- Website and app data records
◆ ◆ ◆ ◆ ◆

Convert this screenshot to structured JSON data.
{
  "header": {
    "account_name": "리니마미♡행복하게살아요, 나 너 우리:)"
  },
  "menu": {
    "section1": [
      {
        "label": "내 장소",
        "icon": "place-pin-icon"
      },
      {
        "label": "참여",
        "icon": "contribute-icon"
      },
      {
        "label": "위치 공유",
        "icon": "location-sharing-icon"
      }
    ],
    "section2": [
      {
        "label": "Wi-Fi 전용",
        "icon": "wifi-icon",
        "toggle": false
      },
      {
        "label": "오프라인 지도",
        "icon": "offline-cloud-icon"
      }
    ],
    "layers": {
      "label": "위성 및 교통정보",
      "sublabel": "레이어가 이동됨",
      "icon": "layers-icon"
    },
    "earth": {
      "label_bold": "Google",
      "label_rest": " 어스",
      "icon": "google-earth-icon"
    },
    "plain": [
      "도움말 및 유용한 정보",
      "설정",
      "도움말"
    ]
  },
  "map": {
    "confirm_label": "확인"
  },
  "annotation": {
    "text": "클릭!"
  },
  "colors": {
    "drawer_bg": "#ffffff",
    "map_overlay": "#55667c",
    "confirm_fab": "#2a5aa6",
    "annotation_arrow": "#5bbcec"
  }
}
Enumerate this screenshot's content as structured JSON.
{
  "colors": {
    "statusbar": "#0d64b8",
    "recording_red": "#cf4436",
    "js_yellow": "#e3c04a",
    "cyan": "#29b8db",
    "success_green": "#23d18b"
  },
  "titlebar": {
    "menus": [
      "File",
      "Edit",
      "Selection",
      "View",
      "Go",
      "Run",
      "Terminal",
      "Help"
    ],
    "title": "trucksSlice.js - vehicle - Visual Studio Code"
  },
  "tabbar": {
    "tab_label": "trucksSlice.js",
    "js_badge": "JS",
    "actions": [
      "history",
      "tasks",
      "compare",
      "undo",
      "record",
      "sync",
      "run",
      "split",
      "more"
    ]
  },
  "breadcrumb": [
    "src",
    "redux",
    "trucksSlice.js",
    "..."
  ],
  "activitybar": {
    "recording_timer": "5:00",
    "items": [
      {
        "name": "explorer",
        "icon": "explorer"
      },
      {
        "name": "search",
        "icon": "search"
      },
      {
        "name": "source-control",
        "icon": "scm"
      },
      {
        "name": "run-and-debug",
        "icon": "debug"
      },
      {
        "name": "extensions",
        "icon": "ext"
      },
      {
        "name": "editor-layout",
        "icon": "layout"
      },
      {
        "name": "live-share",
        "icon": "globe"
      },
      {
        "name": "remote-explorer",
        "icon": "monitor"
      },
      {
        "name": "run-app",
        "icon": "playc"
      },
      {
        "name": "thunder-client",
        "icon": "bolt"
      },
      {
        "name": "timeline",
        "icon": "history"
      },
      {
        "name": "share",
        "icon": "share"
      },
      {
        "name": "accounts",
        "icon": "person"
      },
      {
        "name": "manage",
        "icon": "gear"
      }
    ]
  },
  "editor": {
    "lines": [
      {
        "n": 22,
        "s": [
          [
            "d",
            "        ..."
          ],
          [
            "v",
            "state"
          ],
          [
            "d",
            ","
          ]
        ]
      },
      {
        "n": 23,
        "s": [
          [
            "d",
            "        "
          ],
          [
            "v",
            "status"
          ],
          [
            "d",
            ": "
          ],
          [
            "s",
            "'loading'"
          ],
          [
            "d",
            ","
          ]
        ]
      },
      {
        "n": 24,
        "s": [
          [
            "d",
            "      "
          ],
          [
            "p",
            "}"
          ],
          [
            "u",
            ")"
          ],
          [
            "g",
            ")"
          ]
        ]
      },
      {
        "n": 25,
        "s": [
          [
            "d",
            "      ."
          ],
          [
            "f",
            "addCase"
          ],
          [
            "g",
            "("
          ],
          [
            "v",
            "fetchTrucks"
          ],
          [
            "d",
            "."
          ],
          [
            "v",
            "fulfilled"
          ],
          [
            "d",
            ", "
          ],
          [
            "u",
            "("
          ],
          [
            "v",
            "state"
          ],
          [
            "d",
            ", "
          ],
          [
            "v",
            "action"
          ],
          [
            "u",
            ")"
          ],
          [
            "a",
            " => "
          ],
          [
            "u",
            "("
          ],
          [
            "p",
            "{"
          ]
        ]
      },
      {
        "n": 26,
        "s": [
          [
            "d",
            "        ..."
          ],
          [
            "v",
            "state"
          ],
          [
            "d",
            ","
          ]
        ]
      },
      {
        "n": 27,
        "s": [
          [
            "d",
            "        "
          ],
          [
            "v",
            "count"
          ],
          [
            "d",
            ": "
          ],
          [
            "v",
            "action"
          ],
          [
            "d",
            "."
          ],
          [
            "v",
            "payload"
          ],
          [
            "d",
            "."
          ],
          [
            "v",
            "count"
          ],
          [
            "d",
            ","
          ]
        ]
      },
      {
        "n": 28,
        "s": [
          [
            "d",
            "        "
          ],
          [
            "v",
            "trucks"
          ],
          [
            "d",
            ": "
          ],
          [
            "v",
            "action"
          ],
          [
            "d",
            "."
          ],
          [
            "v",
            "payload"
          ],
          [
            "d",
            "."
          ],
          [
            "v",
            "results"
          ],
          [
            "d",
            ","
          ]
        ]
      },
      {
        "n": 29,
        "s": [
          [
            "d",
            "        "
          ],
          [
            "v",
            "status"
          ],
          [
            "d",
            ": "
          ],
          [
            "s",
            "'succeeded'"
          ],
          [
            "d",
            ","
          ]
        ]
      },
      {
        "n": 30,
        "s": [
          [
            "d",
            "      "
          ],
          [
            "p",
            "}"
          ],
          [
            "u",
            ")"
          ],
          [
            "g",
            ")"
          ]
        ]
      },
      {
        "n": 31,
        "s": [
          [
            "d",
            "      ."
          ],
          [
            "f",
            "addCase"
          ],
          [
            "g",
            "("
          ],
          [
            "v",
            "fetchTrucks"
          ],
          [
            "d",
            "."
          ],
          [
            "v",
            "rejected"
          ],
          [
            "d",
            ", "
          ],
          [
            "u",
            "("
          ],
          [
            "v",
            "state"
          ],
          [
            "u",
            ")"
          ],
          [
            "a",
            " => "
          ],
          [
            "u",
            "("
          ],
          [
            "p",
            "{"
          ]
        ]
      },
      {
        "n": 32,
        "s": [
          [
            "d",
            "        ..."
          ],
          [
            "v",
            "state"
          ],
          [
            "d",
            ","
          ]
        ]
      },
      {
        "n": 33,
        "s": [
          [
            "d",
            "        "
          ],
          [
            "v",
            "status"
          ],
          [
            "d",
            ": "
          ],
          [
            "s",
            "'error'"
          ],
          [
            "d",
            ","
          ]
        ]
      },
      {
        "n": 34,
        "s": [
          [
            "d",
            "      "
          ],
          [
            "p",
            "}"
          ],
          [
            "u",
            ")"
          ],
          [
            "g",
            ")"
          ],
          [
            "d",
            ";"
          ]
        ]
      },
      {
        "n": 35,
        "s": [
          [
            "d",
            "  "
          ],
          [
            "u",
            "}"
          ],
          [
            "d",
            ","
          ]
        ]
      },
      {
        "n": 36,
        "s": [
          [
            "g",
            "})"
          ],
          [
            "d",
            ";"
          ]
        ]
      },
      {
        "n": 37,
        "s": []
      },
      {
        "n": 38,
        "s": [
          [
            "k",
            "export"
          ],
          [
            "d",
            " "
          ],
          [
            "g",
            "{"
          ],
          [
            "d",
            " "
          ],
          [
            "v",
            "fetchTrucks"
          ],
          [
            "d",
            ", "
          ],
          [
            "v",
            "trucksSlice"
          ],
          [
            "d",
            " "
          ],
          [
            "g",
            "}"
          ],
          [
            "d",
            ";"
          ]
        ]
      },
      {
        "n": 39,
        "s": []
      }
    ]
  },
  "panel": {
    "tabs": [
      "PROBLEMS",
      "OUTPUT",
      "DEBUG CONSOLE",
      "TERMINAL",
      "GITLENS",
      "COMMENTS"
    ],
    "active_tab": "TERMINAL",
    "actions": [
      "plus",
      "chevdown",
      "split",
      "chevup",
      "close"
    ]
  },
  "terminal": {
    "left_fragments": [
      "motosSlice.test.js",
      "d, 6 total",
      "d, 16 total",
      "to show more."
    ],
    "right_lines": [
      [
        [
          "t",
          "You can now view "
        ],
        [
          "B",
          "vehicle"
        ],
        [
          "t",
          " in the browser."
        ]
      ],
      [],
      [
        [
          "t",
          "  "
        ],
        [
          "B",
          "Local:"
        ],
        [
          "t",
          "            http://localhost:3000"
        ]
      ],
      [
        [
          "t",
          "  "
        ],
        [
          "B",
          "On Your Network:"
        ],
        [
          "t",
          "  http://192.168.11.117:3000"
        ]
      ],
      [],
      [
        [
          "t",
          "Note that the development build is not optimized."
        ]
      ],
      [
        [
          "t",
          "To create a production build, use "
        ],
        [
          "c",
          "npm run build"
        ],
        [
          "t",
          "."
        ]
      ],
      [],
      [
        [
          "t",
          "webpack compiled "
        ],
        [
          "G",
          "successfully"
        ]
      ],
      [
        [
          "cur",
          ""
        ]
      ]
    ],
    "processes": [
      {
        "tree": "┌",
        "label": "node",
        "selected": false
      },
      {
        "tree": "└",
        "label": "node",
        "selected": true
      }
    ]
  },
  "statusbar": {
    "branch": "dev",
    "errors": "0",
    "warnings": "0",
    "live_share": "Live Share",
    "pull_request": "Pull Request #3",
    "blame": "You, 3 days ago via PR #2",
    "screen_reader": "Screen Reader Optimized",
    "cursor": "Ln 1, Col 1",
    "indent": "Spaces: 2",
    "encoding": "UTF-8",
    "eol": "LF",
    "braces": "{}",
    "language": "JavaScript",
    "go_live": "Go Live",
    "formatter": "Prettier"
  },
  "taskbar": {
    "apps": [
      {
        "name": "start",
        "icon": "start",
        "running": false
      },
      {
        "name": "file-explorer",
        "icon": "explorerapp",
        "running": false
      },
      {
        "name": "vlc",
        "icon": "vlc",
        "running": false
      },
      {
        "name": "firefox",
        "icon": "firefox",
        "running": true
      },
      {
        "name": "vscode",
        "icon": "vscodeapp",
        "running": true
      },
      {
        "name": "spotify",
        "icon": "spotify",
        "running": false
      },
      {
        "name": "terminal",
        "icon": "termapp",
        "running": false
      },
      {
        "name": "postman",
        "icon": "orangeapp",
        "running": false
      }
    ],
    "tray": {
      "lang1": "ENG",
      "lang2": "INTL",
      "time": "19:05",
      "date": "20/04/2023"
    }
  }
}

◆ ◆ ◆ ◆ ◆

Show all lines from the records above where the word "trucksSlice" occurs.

    "title": "trucksSlice.js - vehicle - Visual Studio Code"
    "tab_label": "trucksSlice.js",
    "trucksSlice.js",
            "trucksSlice"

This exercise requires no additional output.